Alex Robbins 8 years ago

11 Ways To Buy A TVR, Whatever Your Budget

Talk of TVR got you itching to own one? Here's how much Blackpool rock you can get for your cash.

Remind me later
TVR Tuscan Image source:
By now you’ll have heard all the stories about the sale of TVR back into British hands, the interviews with the new owners, and the wide-ranging speculation on what form the company’s next new model will take. And if you’re anything like us, it’ll have had you wondering just how much it’d cost to squeeze yourself into a chunk of loopy fibreglass nostalgia. Well, wonder no more – there’s a TVR for every budget, as you’re about to find out!


TVR 350i Convertible Image source: TVR
Yes, believe it or not, you too can enjoy TVR ownership for this little cash. There are two main choices, and our first would probably be an S-series car like this S2. Powered by the Ford Sierra XR4x4’s 2.9-litre Cologne V6 with tweaked heads and an uprated fuel injection system, it hits 60 in 6.9 seconds and features classic styling that inspired the later Chimaera. But if nothing but a V8 will do for your TVR ownership experience, fear not – you can also get Wedge-shaped with this 350i. The Tasman-based Wedges divide opinion these days thanks to their edgy styling, but we love ’em because there’s simply no cheaper way to get a V8-powered TVR. And with 197bhp, it’s good for 60mph in six seconds dead.


TVR Chimaera Image source:
With £10k to spend, you can pretty much take your pick of early Chimaeras. A super low-mileage 400 or 450 can be yours for this sort of cash, but we’d probably go for a slightly higher mileage 500, like this one.
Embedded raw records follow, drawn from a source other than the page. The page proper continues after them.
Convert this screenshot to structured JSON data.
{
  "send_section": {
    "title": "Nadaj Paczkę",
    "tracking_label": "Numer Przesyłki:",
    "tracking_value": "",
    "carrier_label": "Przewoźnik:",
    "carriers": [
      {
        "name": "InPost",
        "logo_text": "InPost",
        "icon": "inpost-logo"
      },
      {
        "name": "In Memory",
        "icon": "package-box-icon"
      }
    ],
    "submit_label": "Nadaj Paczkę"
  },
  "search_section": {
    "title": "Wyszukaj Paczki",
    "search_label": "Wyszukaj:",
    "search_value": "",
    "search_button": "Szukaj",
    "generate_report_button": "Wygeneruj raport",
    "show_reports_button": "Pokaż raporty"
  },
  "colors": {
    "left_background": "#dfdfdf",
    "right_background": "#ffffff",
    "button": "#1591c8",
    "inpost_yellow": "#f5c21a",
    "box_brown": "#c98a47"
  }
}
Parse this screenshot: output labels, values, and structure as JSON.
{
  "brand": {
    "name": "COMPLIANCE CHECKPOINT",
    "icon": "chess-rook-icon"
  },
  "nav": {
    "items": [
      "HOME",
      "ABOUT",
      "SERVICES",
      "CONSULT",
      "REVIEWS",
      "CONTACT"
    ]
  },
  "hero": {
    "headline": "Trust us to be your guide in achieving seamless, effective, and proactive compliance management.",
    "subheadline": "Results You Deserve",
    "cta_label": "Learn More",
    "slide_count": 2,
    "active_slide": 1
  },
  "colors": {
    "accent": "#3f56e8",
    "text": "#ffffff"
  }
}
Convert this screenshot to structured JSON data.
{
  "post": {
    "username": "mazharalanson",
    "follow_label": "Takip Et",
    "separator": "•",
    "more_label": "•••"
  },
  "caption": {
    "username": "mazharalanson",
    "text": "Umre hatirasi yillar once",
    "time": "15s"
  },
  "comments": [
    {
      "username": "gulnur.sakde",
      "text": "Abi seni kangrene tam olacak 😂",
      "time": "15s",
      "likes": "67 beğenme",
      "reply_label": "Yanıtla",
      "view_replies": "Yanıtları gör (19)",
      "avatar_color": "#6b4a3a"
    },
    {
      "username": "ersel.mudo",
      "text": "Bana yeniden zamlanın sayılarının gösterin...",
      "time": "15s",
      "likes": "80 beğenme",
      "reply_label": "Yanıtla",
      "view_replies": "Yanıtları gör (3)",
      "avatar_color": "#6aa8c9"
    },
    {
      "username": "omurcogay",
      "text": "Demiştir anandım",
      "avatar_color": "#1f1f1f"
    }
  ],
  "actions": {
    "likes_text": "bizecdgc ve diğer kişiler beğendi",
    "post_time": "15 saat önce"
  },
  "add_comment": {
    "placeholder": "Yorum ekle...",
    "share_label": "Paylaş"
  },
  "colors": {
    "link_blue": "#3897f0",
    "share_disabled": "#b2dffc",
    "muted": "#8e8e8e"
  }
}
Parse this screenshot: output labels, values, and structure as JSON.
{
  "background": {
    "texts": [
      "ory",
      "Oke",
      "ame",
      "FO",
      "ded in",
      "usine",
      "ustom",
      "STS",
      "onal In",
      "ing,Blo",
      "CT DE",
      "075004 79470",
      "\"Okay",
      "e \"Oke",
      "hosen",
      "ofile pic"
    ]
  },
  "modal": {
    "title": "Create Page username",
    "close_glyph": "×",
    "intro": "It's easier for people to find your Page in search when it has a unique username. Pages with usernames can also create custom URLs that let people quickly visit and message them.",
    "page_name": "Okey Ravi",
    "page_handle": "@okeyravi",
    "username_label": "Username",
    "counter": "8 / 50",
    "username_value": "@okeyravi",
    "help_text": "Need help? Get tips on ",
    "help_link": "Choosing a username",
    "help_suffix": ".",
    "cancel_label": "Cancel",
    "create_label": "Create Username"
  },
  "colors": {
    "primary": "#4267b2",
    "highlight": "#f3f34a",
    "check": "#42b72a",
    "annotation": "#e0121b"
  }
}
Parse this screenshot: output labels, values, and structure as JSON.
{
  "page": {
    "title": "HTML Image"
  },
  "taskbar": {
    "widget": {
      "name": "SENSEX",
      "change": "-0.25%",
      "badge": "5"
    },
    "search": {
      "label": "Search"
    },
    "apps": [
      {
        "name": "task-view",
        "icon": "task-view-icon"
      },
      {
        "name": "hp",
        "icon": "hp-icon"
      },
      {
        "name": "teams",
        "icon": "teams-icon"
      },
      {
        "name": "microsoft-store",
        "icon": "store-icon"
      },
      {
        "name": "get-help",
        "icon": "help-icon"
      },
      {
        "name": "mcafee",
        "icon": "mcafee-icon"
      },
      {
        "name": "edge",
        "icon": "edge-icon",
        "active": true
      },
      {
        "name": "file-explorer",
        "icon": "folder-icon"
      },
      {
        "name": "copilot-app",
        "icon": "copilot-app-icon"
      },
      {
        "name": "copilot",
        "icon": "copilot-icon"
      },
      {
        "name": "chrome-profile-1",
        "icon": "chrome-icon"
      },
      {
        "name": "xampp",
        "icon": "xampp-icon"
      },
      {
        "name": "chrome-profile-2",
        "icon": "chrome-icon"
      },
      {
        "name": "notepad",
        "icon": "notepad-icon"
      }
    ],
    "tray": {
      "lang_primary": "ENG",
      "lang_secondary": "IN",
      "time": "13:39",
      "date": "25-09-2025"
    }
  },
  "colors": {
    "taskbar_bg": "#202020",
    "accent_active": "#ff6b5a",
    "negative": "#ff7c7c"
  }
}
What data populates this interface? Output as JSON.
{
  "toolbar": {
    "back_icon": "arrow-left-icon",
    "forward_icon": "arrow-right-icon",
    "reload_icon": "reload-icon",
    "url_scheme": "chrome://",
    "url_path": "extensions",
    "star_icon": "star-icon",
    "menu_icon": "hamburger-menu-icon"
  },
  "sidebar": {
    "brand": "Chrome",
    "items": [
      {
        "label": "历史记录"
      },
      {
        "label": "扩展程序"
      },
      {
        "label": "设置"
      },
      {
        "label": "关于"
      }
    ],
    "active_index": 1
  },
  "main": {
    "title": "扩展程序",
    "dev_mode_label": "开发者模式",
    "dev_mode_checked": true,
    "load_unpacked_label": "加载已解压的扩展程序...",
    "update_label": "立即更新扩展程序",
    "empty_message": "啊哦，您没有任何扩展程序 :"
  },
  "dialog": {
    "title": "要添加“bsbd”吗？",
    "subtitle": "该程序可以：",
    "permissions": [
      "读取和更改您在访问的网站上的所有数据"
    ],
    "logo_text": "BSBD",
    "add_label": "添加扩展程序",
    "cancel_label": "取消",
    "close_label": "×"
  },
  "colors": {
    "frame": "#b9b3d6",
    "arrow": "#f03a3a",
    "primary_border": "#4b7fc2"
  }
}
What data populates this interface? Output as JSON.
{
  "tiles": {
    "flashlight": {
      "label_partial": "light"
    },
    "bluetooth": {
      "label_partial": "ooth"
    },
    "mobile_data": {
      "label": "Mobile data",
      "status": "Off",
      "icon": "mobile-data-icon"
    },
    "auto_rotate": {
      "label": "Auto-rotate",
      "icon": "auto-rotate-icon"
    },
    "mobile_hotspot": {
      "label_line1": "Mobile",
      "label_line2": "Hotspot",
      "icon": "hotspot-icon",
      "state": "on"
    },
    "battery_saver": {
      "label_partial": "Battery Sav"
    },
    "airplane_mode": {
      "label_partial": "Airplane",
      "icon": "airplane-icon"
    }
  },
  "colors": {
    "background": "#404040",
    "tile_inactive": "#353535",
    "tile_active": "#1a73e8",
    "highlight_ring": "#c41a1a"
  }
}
With a 5.0-litre V8 good for 340bhp, it could hit 60mph in a stonking 4.1 seconds, and the lairy handling would put hairs on your chest. But if out-and-out power isn’t your thing, you might prefer the classic styling of this immaculate, low-mileage 3000S. It was TVR’s first convertible car, and so paved the way for the TVRs we know and love today. Under the bonnet was Ford’s 3.0-litre Essex V6, good for 136bhp.


TVR Tamora Image source:
15 grand is enough for you to find yourself in a fairly modern TVR, in the shape of a Tamora like this one. Powered by TVR’s own Speed Six engine, here in 350bhp, 3.6-litre, form, the Tamora was a blast to drive quickly and could hit 60mph in 4.2 seconds. Speed Six engines did suffer from some reliability issues, which are worth researching first, but with a rebuild under its belt, this one should be OK. But if you’re uncertain, perhaps a classic Griffith 400 like this early example would be more up your street? The first ‘new generation’ TVR produced under Peter Wheeler, the Griffith combined smooth, curvy styling with a thumping Rover-derived V8, here in 240bhp form and enabling the 60mph sprint to be dispensed with in 4.7 seconds.


TVR Cerbera Image source:
We’re starting to talk serious money here, but also serious TVR ownership. For this price, you get a selection of Speed Six models, of which our pick would be an early, 360bhp Tuscan 4.0 like this one, which boasts one of the chromaflair paint jobs that became something of a TVR signature in its day. Or you could jump into this Cerbera, fitted with one of TVR’s own AJP8 V8 engines, though the ad’s not quite sure whether it’s a 4.2 or a 4.5. If it’s the latter, it’s good for a mad, bad 420bhp, all wrapped up in a 2+2 coupe bodyshell that’ll even give you room to carry around a couple of mates!


TVR Tuscan S Image source: TVR
So you’ve got 30 Gs to blow on a Tiv. While we can’t deny we’re a little jealous, we’re glad for you, because there’s plenty of epic machinery to choose from. How about a pleasingly unhinged Tuscan S? Again featuring the 4.0-litre Speed Six engine, but this time uprated to 400bhp and complete with eye-popping Cascade Indigo paintwork. Too risqué? Then how about a top-spec, last of the line Griffith 500 SE? Endowed with the awesome 340bhp 5.0-litre V8, this was a properly exclusive bit of kit, with only 100 having been made. Or you could always plump for something completely different – a brand new, unregistered Chimaera, dating from 2001 and in dry storage for the last 12 years. How mad is that?!